Hole #1 is where I discover Pear, a black Labrador and service dog in training, and Crouton, a Jack Terrier. As their owners get ready to precede us on the tee box, I learn that Pear is a trainee from the Pacific Assistance Dog Society (PADS). He is here to master skills such as holding the command “sit!” without moving or barking while Jennifer, his volunteer trainer, walks away. As for me, this par-4 hole is the introduction to the terrain with the first uphill walk.

Hole #2 is a par 5 with red stakes fronting the left bounds: it’s best to aim right-of-center. Never mind, my ball flies left yet stops short of the sand trap. My luck seems to end as my ball reaches the green and disappears. Yet I find it tucked behind a mound for a ten-foot putt.

Hole #3 is wide but gnarled tree stumps stand less as unique sculptures and more as golf hazards. My ball reaches the green, sails across, and plunges into the underbrush below. Meanwhile, the dogs ahead of us patiently wait for their owners’ shots, never barking nor pulling on the compulsory leash.

Hole #4 is the first par-3. A slice might end up in Lucas Lake, the irrigation reservoir and a playground for ducks. Even with a straight flight, the ball might tumble to the left, or land into the guarding sand trap. Never mind, I find it on the cart path and chip on. Then take four putts.

Hole #5 appears after a wooden bridge leads to a Renoir-esque pond with water lilies. The once-resident turtle isn’t here as a lucky charm on this men’s number one handicap hole.

Hole #6 is the shortest, and so was my drive that topped the ball off the tee. The elevation of the green would have required an extra club and to let it do the work.

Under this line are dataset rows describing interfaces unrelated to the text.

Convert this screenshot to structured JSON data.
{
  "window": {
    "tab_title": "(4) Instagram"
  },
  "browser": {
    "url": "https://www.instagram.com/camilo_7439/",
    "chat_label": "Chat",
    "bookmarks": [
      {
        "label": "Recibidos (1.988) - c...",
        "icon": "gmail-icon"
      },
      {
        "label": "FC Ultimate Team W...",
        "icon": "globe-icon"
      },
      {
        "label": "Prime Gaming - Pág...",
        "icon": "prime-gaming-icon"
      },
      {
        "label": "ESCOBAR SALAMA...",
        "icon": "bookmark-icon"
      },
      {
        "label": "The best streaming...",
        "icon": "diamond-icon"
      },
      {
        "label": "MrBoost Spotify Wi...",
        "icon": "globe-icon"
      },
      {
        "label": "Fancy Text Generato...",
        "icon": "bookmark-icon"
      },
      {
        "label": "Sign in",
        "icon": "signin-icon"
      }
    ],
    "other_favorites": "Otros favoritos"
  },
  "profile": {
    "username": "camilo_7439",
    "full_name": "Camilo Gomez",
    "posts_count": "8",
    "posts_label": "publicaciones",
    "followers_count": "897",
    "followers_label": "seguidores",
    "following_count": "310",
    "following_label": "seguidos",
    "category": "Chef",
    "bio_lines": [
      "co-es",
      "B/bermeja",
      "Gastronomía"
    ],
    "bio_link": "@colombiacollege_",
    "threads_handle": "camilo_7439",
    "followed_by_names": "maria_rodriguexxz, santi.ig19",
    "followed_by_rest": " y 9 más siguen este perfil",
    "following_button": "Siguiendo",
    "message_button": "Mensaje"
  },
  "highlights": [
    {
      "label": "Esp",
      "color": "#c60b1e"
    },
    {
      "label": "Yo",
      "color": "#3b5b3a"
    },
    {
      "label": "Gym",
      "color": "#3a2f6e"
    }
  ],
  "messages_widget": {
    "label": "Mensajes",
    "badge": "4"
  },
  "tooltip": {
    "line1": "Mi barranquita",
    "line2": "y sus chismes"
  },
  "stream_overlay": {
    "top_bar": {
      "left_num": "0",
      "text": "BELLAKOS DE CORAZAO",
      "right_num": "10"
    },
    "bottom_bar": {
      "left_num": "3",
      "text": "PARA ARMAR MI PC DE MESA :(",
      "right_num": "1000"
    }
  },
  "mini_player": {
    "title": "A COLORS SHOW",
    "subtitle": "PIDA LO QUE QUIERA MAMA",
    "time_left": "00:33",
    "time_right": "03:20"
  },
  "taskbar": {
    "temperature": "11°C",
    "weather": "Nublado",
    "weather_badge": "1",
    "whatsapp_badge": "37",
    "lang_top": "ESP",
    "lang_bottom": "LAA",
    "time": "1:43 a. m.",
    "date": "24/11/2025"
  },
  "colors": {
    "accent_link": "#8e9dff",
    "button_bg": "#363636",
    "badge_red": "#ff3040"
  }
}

Hole #7 signals that after going up, the fairways must eventually go down. I am watching balls tumble to the right of the steep terrain. After aiming left and my ball lands right, I consider the ditch that separates me from the elevated green. It’d be best to lay up on this women’s number one handicap hole but I go for it instead. My ball takes flight and veers to the right as it crosses the ditch, never to be seen again. Still, the adrenaline rush was worth my frustration.

Hole #8 finally reveals the dark secret of the inviting par-3 holes: don’t bet on any of them!

Hole #9 is the signature hole, and the ocean view is the prize. Slope and hazards await my ball’s flight down to the green guarded by a creek, a sand trap, a pond, and the cart path. I barely stay calm to carry on and hole it.

On that beautiful September day, the round defied the visiting players. To play golf with dogs on Bowen Island proved to be an acceptable although nascent trend. What’s more, I got to the “10th hole” in one shot: the Cup Cutter Restaurant at the clubhouse. 

Bowen Island Golf Course in Vancouver, BC (MCArnott)
A service dog shows that the play-golf-with-dogs concept can be part of its training.
Play golf with dogs: The Pacific Assistance Dogs Society (PADS) breeds, raises, and trains life-changing assistance dogs via volunteer programs. (MCArnott)
Hole 7 at Bowen Island Golf Course in Vancouver (MCArnott)
A service dog trains as a pup in a play-golf-with-dog setting.
Play golf with dogs: PADS’ Pear first rode along as a pup on Bowen Island Golf Course to get used to wheels (courtesy Jennifer Harris)
Hoping for a good landing during the dry 2022 summer on Bowen Island Golf Course, BC (JRArnott)

Further golf reading: teeing off in Bali

Posted by Marie-Claude Arnott in Travel